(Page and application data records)
⟨

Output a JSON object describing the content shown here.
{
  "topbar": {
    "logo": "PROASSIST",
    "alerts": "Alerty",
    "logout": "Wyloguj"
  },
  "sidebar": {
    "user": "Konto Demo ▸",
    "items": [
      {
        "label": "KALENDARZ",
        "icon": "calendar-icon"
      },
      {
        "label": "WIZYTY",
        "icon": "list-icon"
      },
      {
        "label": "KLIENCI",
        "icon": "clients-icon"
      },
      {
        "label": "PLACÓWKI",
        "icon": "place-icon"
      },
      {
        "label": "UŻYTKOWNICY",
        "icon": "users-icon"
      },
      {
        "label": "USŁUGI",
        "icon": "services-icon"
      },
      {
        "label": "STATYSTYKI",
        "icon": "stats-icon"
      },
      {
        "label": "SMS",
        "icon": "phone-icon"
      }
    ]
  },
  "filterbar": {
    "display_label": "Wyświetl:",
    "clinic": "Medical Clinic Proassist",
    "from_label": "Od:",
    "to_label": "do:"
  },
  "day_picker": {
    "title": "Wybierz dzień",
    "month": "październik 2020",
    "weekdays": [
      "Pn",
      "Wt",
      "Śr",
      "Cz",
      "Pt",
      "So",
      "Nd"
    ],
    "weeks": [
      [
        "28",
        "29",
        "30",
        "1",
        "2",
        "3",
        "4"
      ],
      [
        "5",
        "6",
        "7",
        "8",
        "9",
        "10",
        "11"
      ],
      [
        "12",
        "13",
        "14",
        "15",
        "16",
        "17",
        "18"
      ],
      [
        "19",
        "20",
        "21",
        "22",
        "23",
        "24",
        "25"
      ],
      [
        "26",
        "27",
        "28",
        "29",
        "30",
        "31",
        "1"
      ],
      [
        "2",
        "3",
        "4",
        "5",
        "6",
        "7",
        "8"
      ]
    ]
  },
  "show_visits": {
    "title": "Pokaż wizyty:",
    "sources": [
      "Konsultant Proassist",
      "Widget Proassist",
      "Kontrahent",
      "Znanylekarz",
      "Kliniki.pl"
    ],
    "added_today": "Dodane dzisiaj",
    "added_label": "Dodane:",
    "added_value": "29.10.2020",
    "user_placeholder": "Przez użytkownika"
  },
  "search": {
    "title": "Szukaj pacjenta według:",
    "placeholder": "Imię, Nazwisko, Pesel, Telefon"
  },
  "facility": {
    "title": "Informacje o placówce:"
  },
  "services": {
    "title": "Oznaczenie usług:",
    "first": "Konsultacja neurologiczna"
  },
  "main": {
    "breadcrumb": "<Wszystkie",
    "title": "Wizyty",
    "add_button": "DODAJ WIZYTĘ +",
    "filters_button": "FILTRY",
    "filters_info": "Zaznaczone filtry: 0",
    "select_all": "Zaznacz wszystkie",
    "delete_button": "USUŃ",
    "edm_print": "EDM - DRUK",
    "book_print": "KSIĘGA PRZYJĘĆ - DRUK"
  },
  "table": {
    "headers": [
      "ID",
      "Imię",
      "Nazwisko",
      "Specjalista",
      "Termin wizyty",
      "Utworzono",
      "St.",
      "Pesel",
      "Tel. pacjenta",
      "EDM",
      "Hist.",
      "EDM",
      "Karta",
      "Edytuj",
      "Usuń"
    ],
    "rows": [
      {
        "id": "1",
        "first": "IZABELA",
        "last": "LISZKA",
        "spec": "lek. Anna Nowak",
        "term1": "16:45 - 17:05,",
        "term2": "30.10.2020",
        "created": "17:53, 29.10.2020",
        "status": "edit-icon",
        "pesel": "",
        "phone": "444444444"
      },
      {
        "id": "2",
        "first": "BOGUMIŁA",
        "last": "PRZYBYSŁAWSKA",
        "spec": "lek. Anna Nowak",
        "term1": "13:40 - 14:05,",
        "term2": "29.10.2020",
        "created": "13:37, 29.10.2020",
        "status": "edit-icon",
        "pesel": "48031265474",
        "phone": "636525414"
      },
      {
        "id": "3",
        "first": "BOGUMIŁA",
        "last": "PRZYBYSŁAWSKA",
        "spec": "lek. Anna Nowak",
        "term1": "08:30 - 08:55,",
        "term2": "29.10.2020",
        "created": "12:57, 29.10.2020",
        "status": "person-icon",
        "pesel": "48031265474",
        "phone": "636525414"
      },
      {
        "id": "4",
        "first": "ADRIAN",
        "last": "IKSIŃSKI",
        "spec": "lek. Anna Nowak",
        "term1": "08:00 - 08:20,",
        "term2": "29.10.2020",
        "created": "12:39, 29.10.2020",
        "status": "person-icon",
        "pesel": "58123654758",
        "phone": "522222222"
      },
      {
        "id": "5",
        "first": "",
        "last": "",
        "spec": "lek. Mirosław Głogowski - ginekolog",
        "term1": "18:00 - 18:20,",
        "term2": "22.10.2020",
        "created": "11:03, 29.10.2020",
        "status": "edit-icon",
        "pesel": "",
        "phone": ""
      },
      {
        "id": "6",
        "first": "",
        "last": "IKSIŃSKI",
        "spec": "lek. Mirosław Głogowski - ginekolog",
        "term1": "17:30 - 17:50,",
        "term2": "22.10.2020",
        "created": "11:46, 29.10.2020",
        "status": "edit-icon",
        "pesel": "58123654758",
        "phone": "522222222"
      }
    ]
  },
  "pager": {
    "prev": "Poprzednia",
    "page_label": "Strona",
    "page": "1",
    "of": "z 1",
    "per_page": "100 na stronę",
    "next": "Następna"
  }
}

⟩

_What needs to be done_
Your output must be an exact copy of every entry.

_Exercise response_
Output a JSON object describing the content shown here.
{
  "topbar": {
    "logo": "PROASSIST",
    "alerts": "Alerty",
    "logout": "Wyloguj"
  },
  "sidebar": {
    "user": "Konto Demo ▸",
    "items": [
      {
        "label": "KALENDARZ",
        "icon": "calendar-icon"
      },
      {
        "label": "WIZYTY",
        "icon": "list-icon"
      },
      {
        "label": "KLIENCI",
        "icon": "clients-icon"
      },
      {
        "label": "PLACÓWKI",
        "icon": "place-icon"
      },
      {
        "label": "UŻYTKOWNICY",
        "icon": "users-icon"
      },
      {
        "label": "USŁUGI",
        "icon": "services-icon"
      },
      {
        "label": "STATYSTYKI",
        "icon": "stats-icon"
      },
      {
        "label": "SMS",
        "icon": "phone-icon"
      }
    ]
  },
  "filterbar": {
    "display_label": "Wyświetl:",
    "clinic": "Medical Clinic Proassist",
    "from_label": "Od:",
    "to_label": "do:"
  },
  "day_picker": {
    "title": "Wybierz dzień",
    "month": "październik 2020",
    "weekdays": [
      "Pn",
      "Wt",
      "Śr",
      "Cz",
      "Pt",
      "So",
      "Nd"
    ],
    "weeks": [
      [
        "28",
        "29",
        "30",
        "1",
        "2",
        "3",
        "4"
      ],
      [
        "5",
        "6",
        "7",
        "8",
        "9",
        "10",
        "11"
      ],
      [
        "12",
        "13",
        "14",
        "15",
        "16",
        "17",
        "18"
      ],
      [
        "19",
        "20",
        "21",
        "22",
        "23",
        "24",
        "25"
      ],
      [
        "26",
        "27",
        "28",
        "29",
        "30",
        "31",
        "1"
      ],
      [
        "2",
        "3",
        "4",
        "5",
        "6",
        "7",
        "8"
      ]
    ]
  },
  "show_visits": {
    "title": "Pokaż wizyty:",
    "sources": [
      "Konsultant Proassist",
      "Widget Proassist",
      "Kontrahent",
      "Znanylekarz",
      "Kliniki.pl"
    ],
    "added_today": "Dodane dzisiaj",
    "added_label": "Dodane:",
    "added_value": "29.10.2020",
    "user_placeholder": "Przez użytkownika"
  },
  "search": {
    "title": "Szukaj pacjenta według:",
    "placeholder": "Imię, Nazwisko, Pesel, Telefon"
  },
  "facility": {
    "title": "Informacje o placówce:"
  },
  "services": {
    "title": "Oznaczenie usług:",
    "first": "Konsultacja neurologiczna"
  },
  "main": {
    "breadcrumb": "<Wszystkie",
    "title": "Wizyty",
    "add_button": "DODAJ WIZYTĘ +",
    "filters_button": "FILTRY",
    "filters_info": "Zaznaczone filtry: 0",
    "select_all": "Zaznacz wszystkie",
    "delete_button": "USUŃ",
    "edm_print": "EDM - DRUK",
    "book_print": "KSIĘGA PRZYJĘĆ - DRUK"
  },
  "table": {
    "headers": [
      "ID",
      "Imię",
      "Nazwisko",
      "Specjalista",
      "Termin wizyty",
      "Utworzono",
      "St.",
      "Pesel",
      "Tel. pacjenta",
      "EDM",
      "Hist.",
      "EDM",
      "Karta",
      "Edytuj",
      "Usuń"
    ],
    "rows": [
      {
        "id": "1",
        "first": "IZABELA",
        "last": "LISZKA",
        "spec": "lek. Anna Nowak",
        "term1": "16:45 - 17:05,",
        "term2": "30.10.2020",
        "created": "17:53, 29.10.2020",
        "status": "edit-icon",
        "pesel": "",
        "phone": "444444444"
      },
      {
        "id": "2",
        "first": "BOGUMIŁA",
        "last": "PRZYBYSŁAWSKA",
        "spec": "lek. Anna Nowak",
        "term1": "13:40 - 14:05,",
        "term2": "29.10.2020",
        "created": "13:37, 29.10.2020",
        "status": "edit-icon",
        "pesel": "48031265474",
        "phone": "636525414"
      },
      {
        "id": "3",
        "first": "BOGUMIŁA",
        "last": "PRZYBYSŁAWSKA",
        "spec": "lek. Anna Nowak",
        "term1": "08:30 - 08:55,",
        "term2": "29.10.2020",
        "created": "12:57, 29.10.2020",
        "status": "person-icon",
        "pesel": "48031265474",
        "phone": "636525414"
      },
      {
        "id": "4",
        "first": "ADRIAN",
        "last": "IKSIŃSKI",
        "spec": "lek. Anna Nowak",
        "term1": "08:00 - 08:20,",
        "term2": "29.10.2020",
        "created": "12:39, 29.10.2020",
        "status": "person-icon",
        "pesel": "58123654758",
        "phone": "522222222"
      },
      {
        "id": "5",
        "first": "",
        "last": "",
        "spec": "lek. Mirosław Głogowski - ginekolog",
        "term1": "18:00 - 18:20,",
        "term2": "22.10.2020",
        "created": "11:03, 29.10.2020",
        "status": "edit-icon",
        "pesel": "",
        "phone": ""
      },
      {
        "id": "6",
        "first": "",
        "last": "IKSIŃSKI",
        "spec": "lek. Mirosław Głogowski - ginekolog",
        "term1": "17:30 - 17:50,",
        "term2": "22.10.2020",
        "created": "11:46, 29.10.2020",
        "status": "edit-icon",
        "pesel": "58123654758",
        "phone": "522222222"
      }
    ]
  },
  "pager": {
    "prev": "Poprzednia",
    "page_label": "Strona",
    "page": "1",
    "of": "z 1",
    "per_page": "100 na stronę",
    "next": "Następna"
  }
}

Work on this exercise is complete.